__What you have to do__
Give the number of lines in the records that include the word "蹲在地上一站起来", and nothing besides.

__Information given__
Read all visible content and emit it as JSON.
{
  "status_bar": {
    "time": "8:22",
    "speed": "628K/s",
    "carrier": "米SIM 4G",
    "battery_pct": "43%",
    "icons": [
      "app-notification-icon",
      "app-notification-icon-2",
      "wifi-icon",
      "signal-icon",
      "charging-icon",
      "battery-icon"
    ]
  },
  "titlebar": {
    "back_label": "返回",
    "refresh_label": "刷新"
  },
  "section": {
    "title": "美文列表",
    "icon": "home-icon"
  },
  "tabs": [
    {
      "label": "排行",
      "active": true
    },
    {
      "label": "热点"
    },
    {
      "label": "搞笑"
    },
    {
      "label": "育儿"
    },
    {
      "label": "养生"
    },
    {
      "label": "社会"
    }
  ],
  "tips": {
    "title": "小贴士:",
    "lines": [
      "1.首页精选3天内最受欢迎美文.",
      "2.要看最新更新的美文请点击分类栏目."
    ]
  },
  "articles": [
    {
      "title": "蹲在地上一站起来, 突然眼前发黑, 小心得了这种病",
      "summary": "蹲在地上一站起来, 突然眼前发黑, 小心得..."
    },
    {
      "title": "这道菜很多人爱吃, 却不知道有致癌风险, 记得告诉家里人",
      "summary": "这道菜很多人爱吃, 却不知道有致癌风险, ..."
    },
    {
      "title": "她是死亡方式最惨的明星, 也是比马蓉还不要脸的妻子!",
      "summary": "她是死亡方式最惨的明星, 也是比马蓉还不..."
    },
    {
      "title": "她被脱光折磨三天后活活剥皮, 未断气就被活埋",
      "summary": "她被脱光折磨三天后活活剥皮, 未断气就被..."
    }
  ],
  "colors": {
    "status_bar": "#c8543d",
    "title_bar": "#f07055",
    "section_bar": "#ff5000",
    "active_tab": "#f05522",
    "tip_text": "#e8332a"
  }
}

__Solution__
2